* **DATA SUPPLIED**:
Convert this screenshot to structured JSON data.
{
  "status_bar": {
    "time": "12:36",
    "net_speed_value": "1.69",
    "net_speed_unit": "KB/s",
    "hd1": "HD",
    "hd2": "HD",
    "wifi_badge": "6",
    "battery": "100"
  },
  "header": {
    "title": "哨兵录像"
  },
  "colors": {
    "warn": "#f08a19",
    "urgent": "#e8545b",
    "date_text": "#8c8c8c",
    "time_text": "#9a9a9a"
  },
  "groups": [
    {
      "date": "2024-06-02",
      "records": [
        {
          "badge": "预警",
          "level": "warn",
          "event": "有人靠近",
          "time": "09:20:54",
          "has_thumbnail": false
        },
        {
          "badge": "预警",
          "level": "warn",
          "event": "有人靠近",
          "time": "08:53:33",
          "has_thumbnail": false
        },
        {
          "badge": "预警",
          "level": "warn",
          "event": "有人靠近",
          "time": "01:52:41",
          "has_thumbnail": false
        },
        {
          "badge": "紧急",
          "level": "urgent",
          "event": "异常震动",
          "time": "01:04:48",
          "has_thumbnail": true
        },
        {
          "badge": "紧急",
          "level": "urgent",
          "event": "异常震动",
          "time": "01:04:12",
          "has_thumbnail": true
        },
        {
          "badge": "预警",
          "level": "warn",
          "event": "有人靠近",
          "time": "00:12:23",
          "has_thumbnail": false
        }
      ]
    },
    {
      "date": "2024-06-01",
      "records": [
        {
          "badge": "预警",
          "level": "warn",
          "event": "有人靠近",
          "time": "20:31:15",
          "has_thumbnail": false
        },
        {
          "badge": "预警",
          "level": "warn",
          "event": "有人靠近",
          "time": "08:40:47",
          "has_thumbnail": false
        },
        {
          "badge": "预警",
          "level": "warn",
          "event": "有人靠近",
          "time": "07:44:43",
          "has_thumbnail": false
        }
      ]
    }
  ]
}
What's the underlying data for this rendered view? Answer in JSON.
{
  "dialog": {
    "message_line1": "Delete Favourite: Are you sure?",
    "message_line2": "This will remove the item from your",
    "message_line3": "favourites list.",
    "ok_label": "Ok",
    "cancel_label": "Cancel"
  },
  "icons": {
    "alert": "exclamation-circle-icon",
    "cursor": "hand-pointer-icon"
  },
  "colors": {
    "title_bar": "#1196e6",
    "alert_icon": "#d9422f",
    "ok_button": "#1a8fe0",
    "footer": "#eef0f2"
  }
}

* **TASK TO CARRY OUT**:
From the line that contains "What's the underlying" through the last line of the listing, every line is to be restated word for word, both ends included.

* **TASK ANSWER**:
What's the underlying data for this rendered view? Answer in JSON.
{
  "dialog": {
    "message_line1": "Delete Favourite: Are you sure?",
    "message_line2": "This will remove the item from your",
    "message_line3": "favourites list.",
    "ok_label": "Ok",
    "cancel_label": "Cancel"
  },
  "icons": {
    "alert": "exclamation-circle-icon",
    "cursor": "hand-pointer-icon"
  },
  "colors": {
    "title_bar": "#1196e6",
    "alert_icon": "#d9422f",
    "ok_button": "#1a8fe0",
    "footer": "#eef0f2"
  }
}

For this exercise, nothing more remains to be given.